┌──

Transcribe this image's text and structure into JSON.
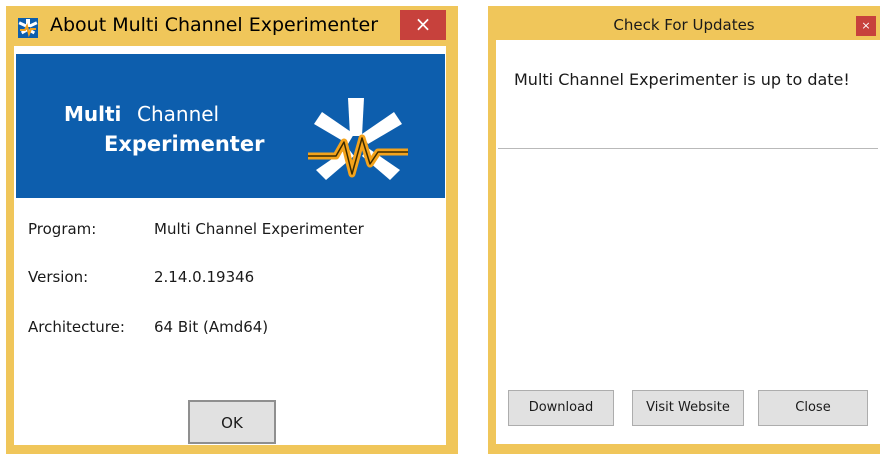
{
  "about": {
    "title": "About Multi Channel Experimenter",
    "close_glyph": "×",
    "banner": {
      "word1": "Multi",
      "word2": "Channel",
      "word3": "Experimenter"
    },
    "info": [
      {
        "label": "Program:",
        "value": "Multi Channel Experimenter"
      },
      {
        "label": "Version:",
        "value": "2.14.0.19346"
      },
      {
        "label": "Architecture:",
        "value": "64 Bit (Amd64)"
      }
    ],
    "ok_label": "OK",
    "icon": "app-logo-icon"
  },
  "updates": {
    "title": "Check For Updates",
    "close_glyph": "×",
    "message": "Multi Channel Experimenter is up to date!",
    "buttons": {
      "download": "Download",
      "visit_website": "Visit Website",
      "close": "Close"
    }
  },
  "colors": {
    "window_frame": "#f0c65a",
    "close_button": "#c7413c",
    "banner": "#0d5ead",
    "logo_wave": "#f4a31c"
  }
}
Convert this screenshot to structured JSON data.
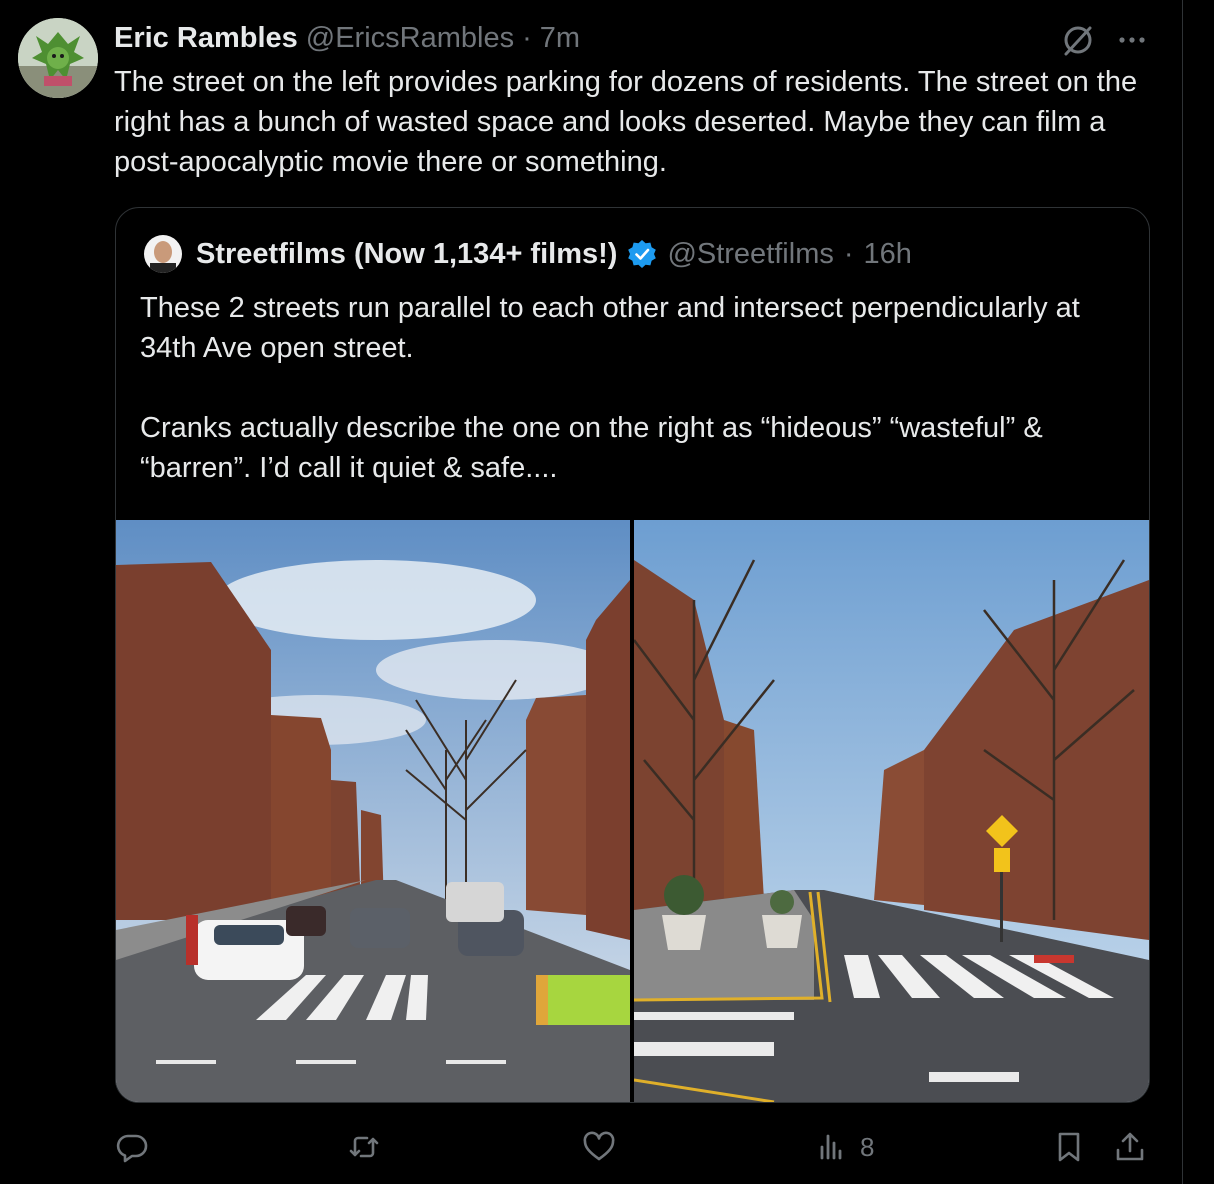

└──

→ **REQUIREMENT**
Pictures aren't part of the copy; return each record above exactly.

→ **RESPONSE TO THIS TASK**
Transcribe this image's text and structure into JSON.
{
  "about": {
    "title": "About Multi Channel Experimenter",
    "close_glyph": "×",
    "banner": {
      "word1": "Multi",
      "word2": "Channel",
      "word3": "Experimenter"
    },
    "info": [
      {
        "label": "Program:",
        "value": "Multi Channel Experimenter"
      },
      {
        "label": "Version:",
        "value": "2.14.0.19346"
      },
      {
        "label": "Architecture:",
        "value": "64 Bit (Amd64)"
      }
    ],
    "ok_label": "OK",
    "icon": "app-logo-icon"
  },
  "updates": {
    "title": "Check For Updates",
    "close_glyph": "×",
    "message": "Multi Channel Experimenter is up to date!",
    "buttons": {
      "download": "Download",
      "visit_website": "Visit Website",
      "close": "Close"
    }
  },
  "colors": {
    "window_frame": "#f0c65a",
    "close_button": "#c7413c",
    "banner": "#0d5ead",
    "logo_wave": "#f4a31c"
  }
}
Convert this screenshot to structured JSON data.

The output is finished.